The number of inmates in America’s prisons and jails continues to grow. According to a new report from the Department of Justice, the rate of people held in custody has almost doubled since 1985, from 313 inmates per 100,000 residents to about 600 inmates per 100,000. In Texas, the number of state prisoners increased fivefold from 1975 to 1994.

While prison populations continue to grow, the effects of such incarceration on violent crime are debated fervently—and increasing numbers of Americans wonder whether we’re putting the wrong people in jail and letting out some who, for the sake of public safety and security, might better serve out their full sentences.

It might be surprising to many people, but the United States puts a higher percentage of its population in jail than almost any other country in the world. Previously, only South Africa and the former Soviet Union put a higher percentage of their people in jail.

Since the end of apartheid, the imprisonment rate in South Africa has declined dramatically, leaving the United States and Russia to jockey for the dubious honor of being the top prison-masters. In 1992-93, Russia imprisoned 558 of every 100,000 of its citizens while the United States jailed 519. Since then, the United States has increased its incarceration rates; we were unable to get more recent figures for Russia.

Both countries’ imprisonment figures are radically higher than any other country. England (in 1992-93) imprisoned 93 of every 100,000 residents. For Canada the number was 116; for Japan, 36; for France, 84; for New Zealand, 135. Singapore is considered a tough, punitive place, yet it put 229 of every 100,000 residents in prison, less than half the imprisonment rate for the United States.
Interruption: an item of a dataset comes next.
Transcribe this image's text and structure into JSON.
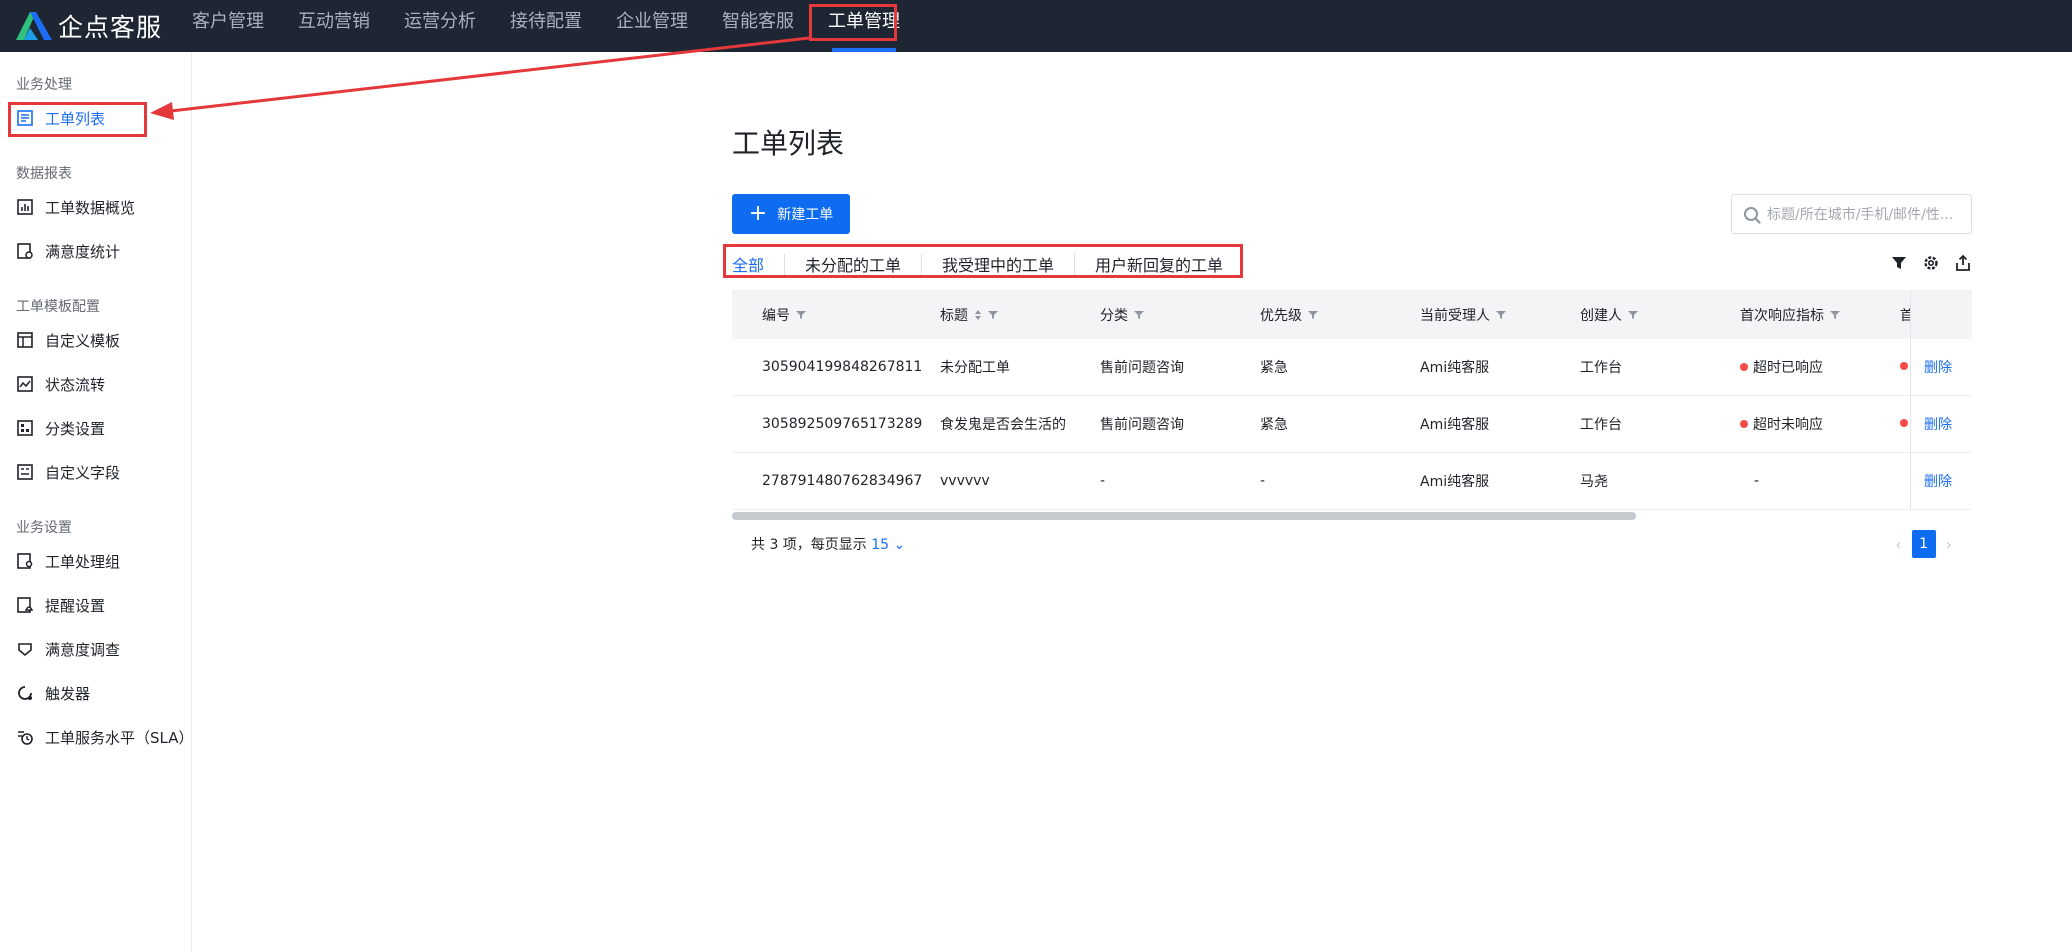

The imprisonment rate seems to bear little relationship to the incidence of violent crime. From 1980 to 1986, the number of prison inmates increased by 65 percent and violent crime declined by 16 percent. From 1986 to 1991, the inmate population increased by 51 percent—and violent crime also increased, by 15 percent. Since 1991, incarceration rates have continued to increase, and violent crime seems to have leveled off—but is still much higher than in the 1950s or 1960s when we imprisoned a much smaller percentage of the population.

In part, this disjunction might be because we are putting the wrong people in jail. Despite public concern about violent crime, between 1980 and 1993, 84 percent of the increase in new court commitments to prison were for drug, property, and public order offenses, and only 16 percent were for violent crimes. In 1980, about 6 percent of new state prisoners were drug offenders; in 1990 the total was 30 percent.

The imposition of mandatory minimum sentences for drug offenders has led to more prison overcrowding, which has led to more early releases for violent criminals. Florida, for example, intensified drug war enforcement between 1984 and 1989. In 1984, a typical Florida prisoner served 50 percent of his sentences, but by 1989, the average prisoner served only 33 percent of his or her sentence.

In a fascinating new study for the Independent Institute, economics professors Bruce Benson and David Rasmussen of Florida State University demonstrate, with side-by-side case studies, that when drug war enforcement increases, other law-enforcement priorities suffer. Far from reducing crime, waging a drug war seems to increase it.

The two recommend cracking down on juvenile offenders before crime becomes a way of life, abolishing asset-forfeiture laws, making public safety (rather than the number of arrests) the main policy priority, decentralizing the prison system, and decriminalizing drug use.

Those recommendations deserve serious consideration and debate. In an election year they are unlikely to get it.